Redskins Drop Name After 87 YearsPublished July 14, 2020 by Sol FH
The Washington NFL team caved to sponsor and public pressure to change their questionable name.
Indians, Braves, Chiefs, Blackhawks, and the Redskins, the racial justice reckoning over team names is picking up momentum. On Monday, the Washinton Redskins dropped its longtime, racist team name, after pressure from the public and sponsors, mainly FedEx.
The City of Washinton is undergoing an awakening. First, the tribute to George Preston Marshall, the founder of the Redskins, which was situated in front of the team’s old stadium. Next, the Skins removed all references to Marshall from within the stadium and the training facility.

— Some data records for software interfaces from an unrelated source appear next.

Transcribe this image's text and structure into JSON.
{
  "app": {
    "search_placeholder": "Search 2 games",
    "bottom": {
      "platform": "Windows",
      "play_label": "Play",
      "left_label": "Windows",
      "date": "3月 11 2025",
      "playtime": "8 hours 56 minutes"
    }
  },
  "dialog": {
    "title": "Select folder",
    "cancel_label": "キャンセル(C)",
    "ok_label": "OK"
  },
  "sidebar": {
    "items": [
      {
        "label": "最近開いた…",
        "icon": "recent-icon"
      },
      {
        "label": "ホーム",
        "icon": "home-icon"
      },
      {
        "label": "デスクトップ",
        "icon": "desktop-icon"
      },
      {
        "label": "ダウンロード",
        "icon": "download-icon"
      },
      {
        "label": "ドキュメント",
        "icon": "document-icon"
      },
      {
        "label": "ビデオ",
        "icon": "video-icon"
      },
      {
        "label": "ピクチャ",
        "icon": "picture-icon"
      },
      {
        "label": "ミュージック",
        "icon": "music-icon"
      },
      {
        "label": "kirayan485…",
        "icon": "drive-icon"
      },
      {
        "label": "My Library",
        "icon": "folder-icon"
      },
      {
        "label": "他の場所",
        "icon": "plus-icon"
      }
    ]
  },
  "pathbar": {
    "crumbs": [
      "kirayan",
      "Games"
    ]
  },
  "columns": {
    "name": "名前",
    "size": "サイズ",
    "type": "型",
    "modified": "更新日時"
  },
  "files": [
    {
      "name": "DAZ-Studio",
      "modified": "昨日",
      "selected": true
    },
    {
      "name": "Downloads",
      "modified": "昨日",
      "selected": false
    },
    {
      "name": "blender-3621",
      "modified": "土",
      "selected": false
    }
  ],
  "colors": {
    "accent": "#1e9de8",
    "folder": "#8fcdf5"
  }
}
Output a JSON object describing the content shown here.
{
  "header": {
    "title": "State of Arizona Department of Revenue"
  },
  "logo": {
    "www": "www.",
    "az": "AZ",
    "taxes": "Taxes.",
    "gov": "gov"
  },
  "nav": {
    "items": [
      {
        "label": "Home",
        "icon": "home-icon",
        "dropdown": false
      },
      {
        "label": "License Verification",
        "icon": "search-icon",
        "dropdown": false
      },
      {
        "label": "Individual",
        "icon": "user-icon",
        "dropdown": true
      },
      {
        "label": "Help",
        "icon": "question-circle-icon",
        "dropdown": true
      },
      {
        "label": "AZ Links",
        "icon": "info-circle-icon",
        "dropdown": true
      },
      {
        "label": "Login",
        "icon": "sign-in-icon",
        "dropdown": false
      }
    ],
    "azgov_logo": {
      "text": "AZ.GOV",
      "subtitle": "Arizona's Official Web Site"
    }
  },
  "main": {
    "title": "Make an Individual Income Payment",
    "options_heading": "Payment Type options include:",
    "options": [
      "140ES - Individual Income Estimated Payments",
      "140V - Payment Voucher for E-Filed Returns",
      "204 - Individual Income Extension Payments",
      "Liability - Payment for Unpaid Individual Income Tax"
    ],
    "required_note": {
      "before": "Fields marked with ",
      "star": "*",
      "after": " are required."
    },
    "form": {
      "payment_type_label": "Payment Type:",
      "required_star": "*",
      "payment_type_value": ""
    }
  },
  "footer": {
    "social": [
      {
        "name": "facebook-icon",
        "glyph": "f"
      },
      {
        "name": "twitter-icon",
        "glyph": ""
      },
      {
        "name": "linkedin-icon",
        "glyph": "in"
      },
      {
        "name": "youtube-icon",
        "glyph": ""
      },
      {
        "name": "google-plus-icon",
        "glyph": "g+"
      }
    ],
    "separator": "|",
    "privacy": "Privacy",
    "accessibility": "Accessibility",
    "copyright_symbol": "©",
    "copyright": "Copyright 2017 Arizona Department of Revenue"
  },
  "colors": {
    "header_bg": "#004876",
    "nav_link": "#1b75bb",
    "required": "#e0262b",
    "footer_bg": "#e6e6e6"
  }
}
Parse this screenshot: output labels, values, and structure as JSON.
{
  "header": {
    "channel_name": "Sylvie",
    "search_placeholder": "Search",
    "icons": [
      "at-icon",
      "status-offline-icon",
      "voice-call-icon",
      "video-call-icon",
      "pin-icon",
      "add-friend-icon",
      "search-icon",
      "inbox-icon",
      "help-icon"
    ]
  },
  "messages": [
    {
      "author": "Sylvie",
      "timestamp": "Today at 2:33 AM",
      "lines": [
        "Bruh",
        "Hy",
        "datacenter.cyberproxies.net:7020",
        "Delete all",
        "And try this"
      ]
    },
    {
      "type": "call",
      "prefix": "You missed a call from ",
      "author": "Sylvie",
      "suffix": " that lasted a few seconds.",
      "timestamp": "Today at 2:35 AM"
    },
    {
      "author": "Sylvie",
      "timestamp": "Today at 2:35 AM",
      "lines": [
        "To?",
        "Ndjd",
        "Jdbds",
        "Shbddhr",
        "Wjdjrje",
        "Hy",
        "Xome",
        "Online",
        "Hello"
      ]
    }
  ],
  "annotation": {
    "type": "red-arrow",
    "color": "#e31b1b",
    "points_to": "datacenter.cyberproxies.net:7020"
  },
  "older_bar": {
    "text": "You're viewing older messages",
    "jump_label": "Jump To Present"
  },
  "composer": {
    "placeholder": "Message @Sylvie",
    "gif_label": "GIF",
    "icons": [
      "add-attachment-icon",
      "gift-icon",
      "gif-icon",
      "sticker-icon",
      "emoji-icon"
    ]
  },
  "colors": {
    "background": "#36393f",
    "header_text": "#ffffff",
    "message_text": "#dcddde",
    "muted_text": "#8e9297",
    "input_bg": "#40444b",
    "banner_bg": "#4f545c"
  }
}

The pressure from its corporate sponsors was too much to handle, and the name and logo of the Washington NFL team have been removed, and a new name has yet to be chosen. Team owner Daniel Snyder, who has been adamant that he would never changer the name, even after social justice groups deemed it a racial slur.
“Today, we are announcing we will be retiring the Redskins name and logo upon completion of this review,’’ the team stated.
For years, the team was at the center of a sometimes angry discussion because of its racist past and name/logo. Marshall was the very last of all NFL teams to sign a player of color, and that was only because of pressure from the federal government. He considered the name, "Redskins," to be testament of bravery, but First Nations communities across N. America begged to differ.
Monday’s decision came just 10 days after the team said it would examine the 87-year-old name under pressure from major corporate sponsors including FedEx, which had threatened to end its sponsorship of the team’s stadium.
A Major Shift in the US
After the murder of George Floyd by Minnesota police in late May, much of the nation has moved to slam historical representations of racist symbols. Racism is at the height of the conversation now, with headlines taking the place of COVID-19 news in some cases.
The Washington team did not announce a new name on Monday, as new names and logos are being discussed. Snyder says that the new name will “take into account not only the proud tradition and history of the franchise but also input from our alumni, the organization, sponsors, the National Football League, and the local community it is proud to represent on and off the field.”
“This day of the retirement of the r-word slur and stereotypical logo belongs to all those Native families,” commented Suzan Shown Harjo, a First Nations activist. She also commented that the removal of the Redskins name was a victory for all those who “bore the brunt of and carry the scars from the epithets, beatings, death threats and other emotional and physical brutalities resulting from all the ‘Native’ sports names and images that cause harm and injury to actual Native people.”